Tales from the Ginnel


#61

Used some thicker timber in this plinth allowing me to round off the full width of the to bevel. Cut to shape with the No 8 plane and finished with a scraper set. Popped on a bit of turps to give an indication of the final finish.


The magic starts to happen at 400 grit :grinning:



#62

What is the finest grit you go down to, Bob? and do you think a sanded finish is better than a scraped one?


#63

I’ve got to say Bob, craftsmanship with wood like no other I’ve seen in recent times.


#64

Scraped vs sanded, that one I find depends on the wood. Straight grained wood I find easy to scrape, so Oak and the like. As soon as I get to wilder figuring like the pomela sapele, where there are crossed interlocked grains giving patches of softer and harder (end and side grain) timber, I find it easier to sand the finish on. It can all be done with a plane, I’ve seen cabinet makers achieve this, but I suspect years of experience , technique and tutoring come into play there.

With rippled sycamore I can plane a finish on that by planing with the ripple. The grain inbetween the ripple is fibrous and soft, so fine plane shavings leave a great finish. tried planing it the other way once, never made that mistake again, massive tear out, ouch!

Violin makers are so good at this, shaping and finishing with chisels, miniature planes and scrapers, fascinating to watch.

i would normally go to 400/600 on the timber and then, if doing an oil finish, rub in using one or two thou grit paper. On the first few coats this helps fill the gain too. I don’t think I’ll ever stop trying out different finishes. This one, for instance, I am trying half a dozen coats of Danish (yea I know), then high gloss car polish, car glaze and then wax. Should give a very high gloss finish, but with a very thin coat.


#65

Great answer, thanks!

Have you tried using ground pumice with shellac as a grain filler?


#66

Yea, i used it on that last walnut plinth I made. I followed it with a short oil varish and wax. gave a nice semi gloss finish.


#67

Ah, ok.

I suppose you could use button polish (and a lot of elbow grease!) to achieve a ‘french polish’ finish, which I guess could be as glossy as you are prepared to make it.


#68

Did it once on a pair of speakers, I think my wrist was in figure of eight mode for a week after that :slight_smile:


#69

:laughing:


#70

Just a wash coat of turps to raise the grain and then back to the sanding. Colour and figure showing through nicely.

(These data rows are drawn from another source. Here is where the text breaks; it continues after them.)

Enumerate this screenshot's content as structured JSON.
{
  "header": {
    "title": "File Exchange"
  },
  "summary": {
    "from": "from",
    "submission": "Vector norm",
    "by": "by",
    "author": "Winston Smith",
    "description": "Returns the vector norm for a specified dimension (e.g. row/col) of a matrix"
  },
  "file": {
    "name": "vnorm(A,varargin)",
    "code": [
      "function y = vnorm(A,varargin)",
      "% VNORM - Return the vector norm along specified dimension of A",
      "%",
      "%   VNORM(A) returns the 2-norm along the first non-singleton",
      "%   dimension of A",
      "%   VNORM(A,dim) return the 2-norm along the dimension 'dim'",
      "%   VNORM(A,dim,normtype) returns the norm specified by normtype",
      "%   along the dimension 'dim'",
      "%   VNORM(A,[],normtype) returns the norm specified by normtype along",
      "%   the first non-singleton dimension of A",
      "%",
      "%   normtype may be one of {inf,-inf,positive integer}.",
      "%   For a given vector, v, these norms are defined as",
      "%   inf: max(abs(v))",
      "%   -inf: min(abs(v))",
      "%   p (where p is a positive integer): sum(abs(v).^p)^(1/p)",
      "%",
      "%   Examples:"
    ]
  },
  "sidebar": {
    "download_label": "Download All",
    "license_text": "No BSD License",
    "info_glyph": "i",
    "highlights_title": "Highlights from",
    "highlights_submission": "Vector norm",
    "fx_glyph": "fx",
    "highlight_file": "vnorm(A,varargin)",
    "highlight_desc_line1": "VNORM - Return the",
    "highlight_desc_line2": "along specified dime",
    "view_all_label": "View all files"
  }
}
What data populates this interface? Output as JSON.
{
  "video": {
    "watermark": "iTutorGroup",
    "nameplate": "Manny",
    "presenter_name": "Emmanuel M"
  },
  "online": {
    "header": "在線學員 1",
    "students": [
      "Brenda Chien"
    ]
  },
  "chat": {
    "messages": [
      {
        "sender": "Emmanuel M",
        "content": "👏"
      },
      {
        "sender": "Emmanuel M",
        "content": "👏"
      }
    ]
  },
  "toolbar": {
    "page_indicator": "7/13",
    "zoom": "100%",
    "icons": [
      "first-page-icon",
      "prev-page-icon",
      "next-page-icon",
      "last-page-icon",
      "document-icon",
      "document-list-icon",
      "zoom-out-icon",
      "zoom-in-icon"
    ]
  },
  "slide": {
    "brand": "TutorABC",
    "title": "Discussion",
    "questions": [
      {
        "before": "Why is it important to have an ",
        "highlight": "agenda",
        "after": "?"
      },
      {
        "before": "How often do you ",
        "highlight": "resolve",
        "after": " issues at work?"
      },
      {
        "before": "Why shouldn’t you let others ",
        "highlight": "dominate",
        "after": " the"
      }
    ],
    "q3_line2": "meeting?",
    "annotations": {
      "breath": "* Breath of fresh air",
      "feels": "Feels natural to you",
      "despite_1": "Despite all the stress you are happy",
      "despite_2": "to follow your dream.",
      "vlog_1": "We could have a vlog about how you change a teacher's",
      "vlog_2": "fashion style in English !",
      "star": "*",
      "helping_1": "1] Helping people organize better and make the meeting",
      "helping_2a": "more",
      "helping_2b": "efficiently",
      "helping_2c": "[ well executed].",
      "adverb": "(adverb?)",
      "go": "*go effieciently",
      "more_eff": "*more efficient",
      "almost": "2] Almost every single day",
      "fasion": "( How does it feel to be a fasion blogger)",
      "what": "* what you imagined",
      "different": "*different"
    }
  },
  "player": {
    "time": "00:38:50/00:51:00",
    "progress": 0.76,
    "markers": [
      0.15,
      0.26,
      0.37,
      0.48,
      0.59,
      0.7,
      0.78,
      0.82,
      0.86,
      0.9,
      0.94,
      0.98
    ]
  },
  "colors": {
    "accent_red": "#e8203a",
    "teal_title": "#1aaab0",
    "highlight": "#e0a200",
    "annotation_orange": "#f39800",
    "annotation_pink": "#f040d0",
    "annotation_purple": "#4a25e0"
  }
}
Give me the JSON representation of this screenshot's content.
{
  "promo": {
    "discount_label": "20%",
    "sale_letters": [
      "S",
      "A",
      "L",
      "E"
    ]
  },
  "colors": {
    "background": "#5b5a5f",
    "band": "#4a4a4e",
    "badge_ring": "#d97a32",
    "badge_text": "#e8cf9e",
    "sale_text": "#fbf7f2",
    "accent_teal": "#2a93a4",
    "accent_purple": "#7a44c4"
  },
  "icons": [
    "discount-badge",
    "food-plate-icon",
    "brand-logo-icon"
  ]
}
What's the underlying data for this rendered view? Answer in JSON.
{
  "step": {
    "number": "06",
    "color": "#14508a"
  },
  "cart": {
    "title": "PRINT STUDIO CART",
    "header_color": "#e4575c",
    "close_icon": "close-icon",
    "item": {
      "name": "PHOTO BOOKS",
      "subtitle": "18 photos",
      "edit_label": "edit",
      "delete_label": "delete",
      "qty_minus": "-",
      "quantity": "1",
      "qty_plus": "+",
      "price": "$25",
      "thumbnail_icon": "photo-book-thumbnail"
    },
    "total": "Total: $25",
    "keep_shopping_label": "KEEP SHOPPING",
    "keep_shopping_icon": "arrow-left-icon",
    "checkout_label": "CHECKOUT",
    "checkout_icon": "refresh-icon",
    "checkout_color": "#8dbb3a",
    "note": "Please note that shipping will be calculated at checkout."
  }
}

#71

Oiling ones bottom


#72

looking good


#73

The black line visible in this pic differentiates the upper resin plinth from the lower internal mass to which the motor is fixed.


#74

Lovely! What’s the weight now?


#75

About twenty kg, too heavy and it becomes counter productive.


#76

First stage of finish complete, last stage will be applied in about a week. In the meantime I can crack on with my own plinth.


#77

Stunning as always Bob.


#78

Lovely work. The mitre splices look the business :thumbsup:


#79

Lovey Bob, has the 301 had work?


#80

Nah, it’s just a borrowed unit to allow me to set the bolt holes and arm centers in these two plinths.